## [Task description]
Each line of the listing below that includes "Nummerierungsvorlage" should be reported.
+---+
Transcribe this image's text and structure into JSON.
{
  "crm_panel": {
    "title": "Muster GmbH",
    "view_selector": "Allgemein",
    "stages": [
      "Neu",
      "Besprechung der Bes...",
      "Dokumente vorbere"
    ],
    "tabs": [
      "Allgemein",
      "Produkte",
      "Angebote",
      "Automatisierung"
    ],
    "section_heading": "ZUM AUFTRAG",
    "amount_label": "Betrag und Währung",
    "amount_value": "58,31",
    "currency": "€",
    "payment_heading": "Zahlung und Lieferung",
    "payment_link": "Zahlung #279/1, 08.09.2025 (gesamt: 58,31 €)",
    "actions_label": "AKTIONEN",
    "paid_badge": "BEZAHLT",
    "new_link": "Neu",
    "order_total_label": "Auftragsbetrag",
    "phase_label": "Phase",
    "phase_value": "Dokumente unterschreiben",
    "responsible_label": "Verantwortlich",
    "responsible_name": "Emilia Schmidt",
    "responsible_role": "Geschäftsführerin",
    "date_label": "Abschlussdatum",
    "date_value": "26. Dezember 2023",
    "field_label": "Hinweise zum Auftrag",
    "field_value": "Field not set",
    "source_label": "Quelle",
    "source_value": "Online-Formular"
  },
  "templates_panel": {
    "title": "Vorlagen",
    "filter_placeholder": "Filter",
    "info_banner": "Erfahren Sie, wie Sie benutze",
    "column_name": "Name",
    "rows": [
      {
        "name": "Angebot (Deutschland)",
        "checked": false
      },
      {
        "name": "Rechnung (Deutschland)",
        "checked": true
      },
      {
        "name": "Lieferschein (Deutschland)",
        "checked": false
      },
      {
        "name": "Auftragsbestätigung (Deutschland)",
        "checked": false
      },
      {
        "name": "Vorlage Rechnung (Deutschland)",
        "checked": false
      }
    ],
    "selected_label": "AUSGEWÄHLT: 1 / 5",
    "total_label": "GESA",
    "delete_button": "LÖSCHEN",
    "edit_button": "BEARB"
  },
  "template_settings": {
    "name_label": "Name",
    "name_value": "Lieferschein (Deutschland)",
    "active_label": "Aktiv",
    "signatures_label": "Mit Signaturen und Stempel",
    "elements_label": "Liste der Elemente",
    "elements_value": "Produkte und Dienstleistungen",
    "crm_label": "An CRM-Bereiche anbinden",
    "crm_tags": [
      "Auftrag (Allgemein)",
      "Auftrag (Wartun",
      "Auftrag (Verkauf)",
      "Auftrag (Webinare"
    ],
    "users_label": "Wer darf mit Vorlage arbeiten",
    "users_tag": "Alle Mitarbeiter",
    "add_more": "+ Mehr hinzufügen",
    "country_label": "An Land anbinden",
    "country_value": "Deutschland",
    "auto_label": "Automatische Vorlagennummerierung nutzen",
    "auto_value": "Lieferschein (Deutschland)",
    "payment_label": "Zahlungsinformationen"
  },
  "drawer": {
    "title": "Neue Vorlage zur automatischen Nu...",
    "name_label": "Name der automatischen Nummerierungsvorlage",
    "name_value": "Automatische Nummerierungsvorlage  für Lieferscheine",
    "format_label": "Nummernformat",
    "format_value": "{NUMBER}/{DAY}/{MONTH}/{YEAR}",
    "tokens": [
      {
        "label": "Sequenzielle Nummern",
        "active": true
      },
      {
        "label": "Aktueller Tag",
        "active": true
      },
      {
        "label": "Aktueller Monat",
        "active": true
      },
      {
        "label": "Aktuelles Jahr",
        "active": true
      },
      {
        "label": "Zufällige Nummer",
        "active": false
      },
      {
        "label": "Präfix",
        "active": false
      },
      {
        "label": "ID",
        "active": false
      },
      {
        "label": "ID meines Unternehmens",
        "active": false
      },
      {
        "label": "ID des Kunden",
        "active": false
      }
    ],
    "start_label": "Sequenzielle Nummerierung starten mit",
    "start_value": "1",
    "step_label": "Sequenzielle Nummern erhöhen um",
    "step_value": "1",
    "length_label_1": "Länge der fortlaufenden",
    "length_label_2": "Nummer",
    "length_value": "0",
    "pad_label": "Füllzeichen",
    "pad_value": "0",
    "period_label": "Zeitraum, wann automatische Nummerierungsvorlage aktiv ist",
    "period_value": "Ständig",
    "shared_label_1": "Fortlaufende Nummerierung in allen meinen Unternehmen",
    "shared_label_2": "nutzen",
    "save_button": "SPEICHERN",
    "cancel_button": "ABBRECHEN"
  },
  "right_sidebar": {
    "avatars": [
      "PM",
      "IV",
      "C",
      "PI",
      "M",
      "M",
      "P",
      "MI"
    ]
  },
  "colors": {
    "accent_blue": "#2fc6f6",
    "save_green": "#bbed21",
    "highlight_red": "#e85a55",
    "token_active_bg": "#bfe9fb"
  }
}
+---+
## [Output of the exercise]
    "name_label": "Name der automatischen Nummerierungsvorlage",
    "name_value": "Automatische Nummerierungsvorlage  für Lieferscheine",
    "period_label": "Zeitraum, wann automatische Nummerierungsvorlage aktiv ist",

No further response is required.